NGOs should establish an explicit spending and reserves policy.  This policy should include the NGO’s perceived risk of default, long-term assumptions on risk and return, investment return estimates, expenditure targets, how spending volatility will be managed and for many continuing organisations, in our view, some variant of AGLR.  An explicit policy allows trustees to understand better the relationship between their investments, the behaviour of markets and their charitable objectives.  Asymmetric Gain and Loss Recognition is a policy likely to preserve investments for the benefit of future generations while providing a prudent level of funding for the present.

References

[1] Michael Mainelli, Ian Harris and David Highton, “Save It For A Rainy Day: Setting Charity Reserve Levels”, NGO Finance, pages 62-65 (April 1996).  

[2] Bill Bradley and Paul J Jansen, The McKinsey Quarterly, Volume 2 (web exclusive www.mckinseyquarterly.com) 2002.

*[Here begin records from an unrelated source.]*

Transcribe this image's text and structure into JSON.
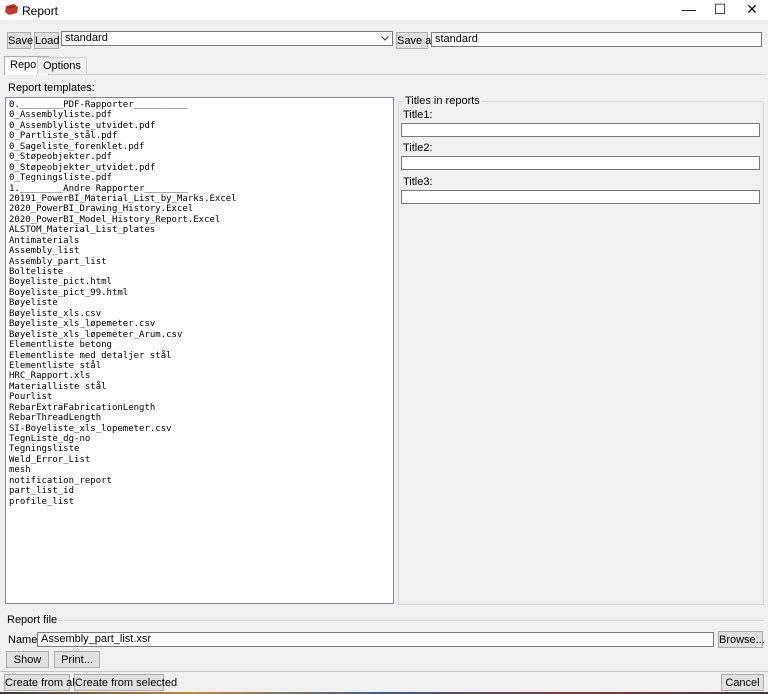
{
  "window": {
    "title": "Report",
    "minimize_glyph": "—",
    "maximize_glyph": "☐",
    "close_glyph": "✕"
  },
  "toolbar": {
    "save_label": "Save",
    "load_label": "Load",
    "load_value": "standard",
    "save_as_label": "Save as",
    "save_as_value": "standard"
  },
  "tabs": [
    {
      "label": "Report",
      "active": true
    },
    {
      "label": "Options",
      "active": false
    }
  ],
  "templates": {
    "label": "Report templates:",
    "items": [
      "0.________PDF-Rapporter__________",
      "0_Assemblyliste.pdf",
      "0_Assemblyliste_utvidet.pdf",
      "0_Partliste_stål.pdf",
      "0_Sageliste_forenklet.pdf",
      "0_Støpeobjekter.pdf",
      "0_Støpeobjekter_utvidet.pdf",
      "0_Tegningsliste.pdf",
      "1.________Andre Rapporter________",
      "20191_PowerBI_Material_List_by_Marks.Excel",
      "2020_PowerBI_Drawing_History.Excel",
      "2020_PowerBI_Model_History_Report.Excel",
      "ALSTOM_Material_List_plates",
      "Antimaterials",
      "Assembly_list",
      "Assembly_part_list",
      "Bolteliste",
      "Boyeliste_pict.html",
      "Boyeliste_pict_99.html",
      "Bøyeliste",
      "Bøyeliste_xls.csv",
      "Bøyeliste_xls_løpemeter.csv",
      "Bøyeliste_xls_løpemeter_Arum.csv",
      "Elementliste betong",
      "Elementliste med detaljer stål",
      "Elementliste stål",
      "HRC_Rapport.xls",
      "Materialliste stål",
      "Pourlist",
      "RebarExtraFabricationLength",
      "RebarThreadLength",
      "SI-Boyeliste_xls_lopemeter.csv",
      "TegnListe_dg-no",
      "Tegningsliste",
      "Weld_Error_List",
      "mesh",
      "notification_report",
      "part_list_id",
      "profile_list"
    ]
  },
  "titles": {
    "group_label": "Titles in reports",
    "title1_label": "Title1:",
    "title1_value": "",
    "title2_label": "Title2:",
    "title2_value": "",
    "title3_label": "Title3:",
    "title3_value": ""
  },
  "report_file": {
    "group_label": "Report file",
    "name_label": "Name:",
    "name_value": "Assembly_part_list.xsr",
    "browse_label": "Browse...",
    "show_label": "Show",
    "print_label": "Print..."
  },
  "footer": {
    "create_all_label": "Create from all",
    "create_selected_label": "Create from selected",
    "cancel_label": "Cancel"
  },
  "icons": {
    "app": "report-app-icon",
    "dropdown": "chevron-down-icon"
  },
  "colors": {
    "app_icon": "#c0392b"
  }
}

Anthony Hene manages global equity portfolios at GMO for Not-for-Profit and other clients.  Anthony has worked on GMO’s global equity investment process and research infrastructure and has published articles on the application of global style investing for institutional investors.  He is currently working on the use of simulated markets to shed light on the problems of global investing.

 

GMO manages over £15bn of institutional funds in assets ranging from global equities to  timber via emerging market fixed income with Not-for-Profit organisations representing approximately one third of the client base.

 

GMO, One Angel Court, Throgmorton St, London EC2R 7HJ, United Kingdom, tel: +44 (20) 7814-7600, www.gmo.com

 

Michael Mainelli is Z/Yen’s Chairman working across a variety of sectors (banking, insurance, media, utilities, television and distribution as well as Not-for-Profit organisations) on problems ranging from strategy through information systems, quality, human resources and performance improvement.  Michael is a former Vice-Chairman of The Strategic Planning Society (a registered charity), a member of the Advisory Board for City University’s School of Informatics and a trustee of the Ocean Alliance/Whale Conservation Institute.  Michael was a partner in a large international accountancy practice for seven years before a spell as a director of Europe’s largest R&D organisation and becoming a director of Z/Yen in 1995.  He is co-author, together with Ian Harris, of their practical book "IT for the Not-for-Profit Sector” and their best-selling, humorous management novel "Clean Business Cuisine: Now and Z/Yen”.

 

Z/Yen Limited is a risk/reward management firm working to improve organisational performance through successful management of risks and enhancement of rewards.  Z/Yen undertakes strategy, systems, people, intelligence and organisational change projects in a wide variety of voluntary sector organisations.